AIM OF THE EXERCISE:
Please retype all of the data below, word for word.

SUPPLIED DATA:
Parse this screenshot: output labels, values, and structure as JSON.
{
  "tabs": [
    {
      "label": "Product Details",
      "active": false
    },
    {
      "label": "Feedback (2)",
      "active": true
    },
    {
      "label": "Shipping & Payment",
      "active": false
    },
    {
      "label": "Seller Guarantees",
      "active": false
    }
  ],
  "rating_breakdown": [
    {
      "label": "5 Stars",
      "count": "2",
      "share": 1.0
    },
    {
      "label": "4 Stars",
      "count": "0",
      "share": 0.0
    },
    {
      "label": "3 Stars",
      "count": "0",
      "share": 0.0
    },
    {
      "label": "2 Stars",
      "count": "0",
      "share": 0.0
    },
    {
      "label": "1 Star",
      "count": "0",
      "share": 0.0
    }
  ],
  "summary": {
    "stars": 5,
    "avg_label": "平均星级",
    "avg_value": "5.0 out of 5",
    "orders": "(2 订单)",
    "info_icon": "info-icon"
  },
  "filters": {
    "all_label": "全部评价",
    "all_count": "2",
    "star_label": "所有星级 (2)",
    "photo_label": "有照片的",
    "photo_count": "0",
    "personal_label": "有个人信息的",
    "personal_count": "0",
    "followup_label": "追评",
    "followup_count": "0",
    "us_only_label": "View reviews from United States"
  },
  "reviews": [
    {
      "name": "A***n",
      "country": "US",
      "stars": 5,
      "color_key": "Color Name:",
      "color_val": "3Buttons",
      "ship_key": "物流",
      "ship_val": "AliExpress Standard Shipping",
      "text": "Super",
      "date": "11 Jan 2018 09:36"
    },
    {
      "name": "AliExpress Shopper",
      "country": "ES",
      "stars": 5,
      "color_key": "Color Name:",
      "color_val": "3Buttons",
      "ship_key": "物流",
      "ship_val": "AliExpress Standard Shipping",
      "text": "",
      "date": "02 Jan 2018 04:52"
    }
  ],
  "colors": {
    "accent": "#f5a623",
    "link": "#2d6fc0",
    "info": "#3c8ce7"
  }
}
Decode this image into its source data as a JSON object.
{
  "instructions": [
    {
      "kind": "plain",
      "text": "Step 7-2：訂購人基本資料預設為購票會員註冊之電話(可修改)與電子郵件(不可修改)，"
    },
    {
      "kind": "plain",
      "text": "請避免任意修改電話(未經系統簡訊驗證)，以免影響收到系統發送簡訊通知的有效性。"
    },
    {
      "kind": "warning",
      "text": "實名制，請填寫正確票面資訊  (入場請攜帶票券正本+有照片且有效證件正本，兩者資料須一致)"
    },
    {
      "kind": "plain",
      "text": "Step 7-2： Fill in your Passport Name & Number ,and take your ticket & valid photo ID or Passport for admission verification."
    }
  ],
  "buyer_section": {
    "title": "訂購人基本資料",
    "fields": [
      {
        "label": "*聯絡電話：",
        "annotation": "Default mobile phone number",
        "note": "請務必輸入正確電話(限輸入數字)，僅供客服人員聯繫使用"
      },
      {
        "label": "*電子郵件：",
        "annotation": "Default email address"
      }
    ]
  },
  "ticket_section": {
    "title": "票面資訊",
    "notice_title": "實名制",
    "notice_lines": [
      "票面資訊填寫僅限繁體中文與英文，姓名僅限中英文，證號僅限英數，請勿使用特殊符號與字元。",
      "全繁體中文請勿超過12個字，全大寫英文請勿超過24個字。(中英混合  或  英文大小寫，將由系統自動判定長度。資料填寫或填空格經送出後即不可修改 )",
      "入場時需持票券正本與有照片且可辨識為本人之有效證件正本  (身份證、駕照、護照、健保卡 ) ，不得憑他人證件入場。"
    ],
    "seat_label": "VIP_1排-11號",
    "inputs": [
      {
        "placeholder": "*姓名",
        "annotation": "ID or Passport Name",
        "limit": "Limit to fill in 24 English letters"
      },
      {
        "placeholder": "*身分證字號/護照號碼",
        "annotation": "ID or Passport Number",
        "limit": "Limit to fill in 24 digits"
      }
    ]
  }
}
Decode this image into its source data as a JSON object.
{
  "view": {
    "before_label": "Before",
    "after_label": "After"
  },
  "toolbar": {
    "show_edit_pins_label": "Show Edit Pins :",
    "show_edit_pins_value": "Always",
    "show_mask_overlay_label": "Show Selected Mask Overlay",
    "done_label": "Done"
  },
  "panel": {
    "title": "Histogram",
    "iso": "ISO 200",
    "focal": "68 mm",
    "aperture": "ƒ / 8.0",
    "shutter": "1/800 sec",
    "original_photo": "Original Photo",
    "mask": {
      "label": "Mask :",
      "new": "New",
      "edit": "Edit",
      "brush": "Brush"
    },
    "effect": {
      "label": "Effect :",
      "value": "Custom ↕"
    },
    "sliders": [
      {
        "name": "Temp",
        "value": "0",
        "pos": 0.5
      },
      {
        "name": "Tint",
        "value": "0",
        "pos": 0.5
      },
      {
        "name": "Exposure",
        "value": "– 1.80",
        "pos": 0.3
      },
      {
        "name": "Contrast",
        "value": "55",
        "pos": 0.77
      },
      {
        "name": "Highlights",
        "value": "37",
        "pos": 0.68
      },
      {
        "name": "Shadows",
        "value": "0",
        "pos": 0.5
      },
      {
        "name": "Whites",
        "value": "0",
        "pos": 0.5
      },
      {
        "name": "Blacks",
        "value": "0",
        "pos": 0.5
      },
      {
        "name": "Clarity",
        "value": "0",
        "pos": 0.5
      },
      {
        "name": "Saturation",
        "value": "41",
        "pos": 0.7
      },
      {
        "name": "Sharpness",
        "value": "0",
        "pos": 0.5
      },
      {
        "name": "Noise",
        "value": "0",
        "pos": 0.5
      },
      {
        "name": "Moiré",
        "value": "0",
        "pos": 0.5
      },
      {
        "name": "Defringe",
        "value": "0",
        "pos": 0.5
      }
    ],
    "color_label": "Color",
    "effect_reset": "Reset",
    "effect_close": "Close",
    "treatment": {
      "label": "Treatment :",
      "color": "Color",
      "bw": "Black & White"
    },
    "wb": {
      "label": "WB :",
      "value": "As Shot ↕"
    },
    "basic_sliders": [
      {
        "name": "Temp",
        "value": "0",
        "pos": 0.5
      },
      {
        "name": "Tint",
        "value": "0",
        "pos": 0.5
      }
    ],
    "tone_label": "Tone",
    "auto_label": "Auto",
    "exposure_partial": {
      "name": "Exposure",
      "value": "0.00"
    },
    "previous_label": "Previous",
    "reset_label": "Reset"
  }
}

EXERCISE OUTPUT:
Parse this screenshot: output labels, values, and structure as JSON.
{
  "tabs": [
    {
      "label": "Product Details",
      "active": false
    },
    {
      "label": "Feedback (2)",
      "active": true
    },
    {
      "label": "Shipping & Payment",
      "active": false
    },
    {
      "label": "Seller Guarantees",
      "active": false
    }
  ],
  "rating_breakdown": [
    {
      "label": "5 Stars",
      "count": "2",
      "share": 1.0
    },
    {
      "label": "4 Stars",
      "count": "0",
      "share": 0.0
    },
    {
      "label": "3 Stars",
      "count": "0",
      "share": 0.0
    },
    {
      "label": "2 Stars",
      "count": "0",
      "share": 0.0
    },
    {
      "label": "1 Star",
      "count": "0",
      "share": 0.0
    }
  ],
  "summary": {
    "stars": 5,
    "avg_label": "平均星级",
    "avg_value": "5.0 out of 5",
    "orders": "(2 订单)",
    "info_icon": "info-icon"
  },
  "filters": {
    "all_label": "全部评价",
    "all_count": "2",
    "star_label": "所有星级 (2)",
    "photo_label": "有照片的",
    "photo_count": "0",
    "personal_label": "有个人信息的",
    "personal_count": "0",
    "followup_label": "追评",
    "followup_count": "0",
    "us_only_label": "View reviews from United States"
  },
  "reviews": [
    {
      "name": "A***n",
      "country": "US",
      "stars": 5,
      "color_key": "Color Name:",
      "color_val": "3Buttons",
      "ship_key": "物流",
      "ship_val": "AliExpress Standard Shipping",
      "text": "Super",
      "date": "11 Jan 2018 09:36"
    },
    {
      "name": "AliExpress Shopper",
      "country": "ES",
      "stars": 5,
      "color_key": "Color Name:",
      "color_val": "3Buttons",
      "ship_key": "物流",
      "ship_val": "AliExpress Standard Shipping",
      "text": "",
      "date": "02 Jan 2018 04:52"
    }
  ],
  "colors": {
    "accent": "#f5a623",
    "link": "#2d6fc0",
    "info": "#3c8ce7"
  }
}
Decode this image into its source data as a JSON object.
{
  "instructions": [
    {
      "kind": "plain",
      "text": "Step 7-2：訂購人基本資料預設為購票會員註冊之電話(可修改)與電子郵件(不可修改)，"
    },
    {
      "kind": "plain",
      "text": "請避免任意修改電話(未經系統簡訊驗證)，以免影響收到系統發送簡訊通知的有效性。"
    },
    {
      "kind": "warning",
      "text": "實名制，請填寫正確票面資訊  (入場請攜帶票券正本+有照片且有效證件正本，兩者資料須一致)"
    },
    {
      "kind": "plain",
      "text": "Step 7-2： Fill in your Passport Name & Number ,and take your ticket & valid photo ID or Passport for admission verification."
    }
  ],
  "buyer_section": {
    "title": "訂購人基本資料",
    "fields": [
      {
        "label": "*聯絡電話：",
        "annotation": "Default mobile phone number",
        "note": "請務必輸入正確電話(限輸入數字)，僅供客服人員聯繫使用"
      },
      {
        "label": "*電子郵件：",
        "annotation": "Default email address"
      }
    ]
  },
  "ticket_section": {
    "title": "票面資訊",
    "notice_title": "實名制",
    "notice_lines": [
      "票面資訊填寫僅限繁體中文與英文，姓名僅限中英文，證號僅限英數，請勿使用特殊符號與字元。",
      "全繁體中文請勿超過12個字，全大寫英文請勿超過24個字。(中英混合  或  英文大小寫，將由系統自動判定長度。資料填寫或填空格經送出後即不可修改 )",
      "入場時需持票券正本與有照片且可辨識為本人之有效證件正本  (身份證、駕照、護照、健保卡 ) ，不得憑他人證件入場。"
    ],
    "seat_label": "VIP_1排-11號",
    "inputs": [
      {
        "placeholder": "*姓名",
        "annotation": "ID or Passport Name",
        "limit": "Limit to fill in 24 English letters"
      },
      {
        "placeholder": "*身分證字號/護照號碼",
        "annotation": "ID or Passport Number",
        "limit": "Limit to fill in 24 digits"
      }
    ]
  }
}
Decode this image into its source data as a JSON object.
{
  "view": {
    "before_label": "Before",
    "after_label": "After"
  },
  "toolbar": {
    "show_edit_pins_label": "Show Edit Pins :",
    "show_edit_pins_value": "Always",
    "show_mask_overlay_label": "Show Selected Mask Overlay",
    "done_label": "Done"
  },
  "panel": {
    "title": "Histogram",
    "iso": "ISO 200",
    "focal": "68 mm",
    "aperture": "ƒ / 8.0",
    "shutter": "1/800 sec",
    "original_photo": "Original Photo",
    "mask": {
      "label": "Mask :",
      "new": "New",
      "edit": "Edit",
      "brush": "Brush"
    },
    "effect": {
      "label": "Effect :",
      "value": "Custom ↕"
    },
    "sliders": [
      {
        "name": "Temp",
        "value": "0",
        "pos": 0.5
      },
      {
        "name": "Tint",
        "value": "0",
        "pos": 0.5
      },
      {
        "name": "Exposure",
        "value": "– 1.80",
        "pos": 0.3
      },
      {
        "name": "Contrast",
        "value": "55",
        "pos": 0.77
      },
      {
        "name": "Highlights",
        "value": "37",
        "pos": 0.68
      },
      {
        "name": "Shadows",
        "value": "0",
        "pos": 0.5
      },
      {
        "name": "Whites",
        "value": "0",
        "pos": 0.5
      },
      {
        "name": "Blacks",
        "value": "0",
        "pos": 0.5
      },
      {
        "name": "Clarity",
        "value": "0",
        "pos": 0.5
      },
      {
        "name": "Saturation",
        "value": "41",
        "pos": 0.7
      },
      {
        "name": "Sharpness",
        "value": "0",
        "pos": 0.5
      },
      {
        "name": "Noise",
        "value": "0",
        "pos": 0.5
      },
      {
        "name": "Moiré",
        "value": "0",
        "pos": 0.5
      },
      {
        "name": "Defringe",
        "value": "0",
        "pos": 0.5
      }
    ],
    "color_label": "Color",
    "effect_reset": "Reset",
    "effect_close": "Close",
    "treatment": {
      "label": "Treatment :",
      "color": "Color",
      "bw": "Black & White"
    },
    "wb": {
      "label": "WB :",
      "value": "As Shot ↕"
    },
    "basic_sliders": [
      {
        "name": "Temp",
        "value": "0",
        "pos": 0.5
      },
      {
        "name": "Tint",
        "value": "0",
        "pos": 0.5
      }
    ],
    "tone_label": "Tone",
    "auto_label": "Auto",
    "exposure_partial": {
      "name": "Exposure",
      "value": "0.00"
    },
    "previous_label": "Previous",
    "reset_label": "Reset"
  }
}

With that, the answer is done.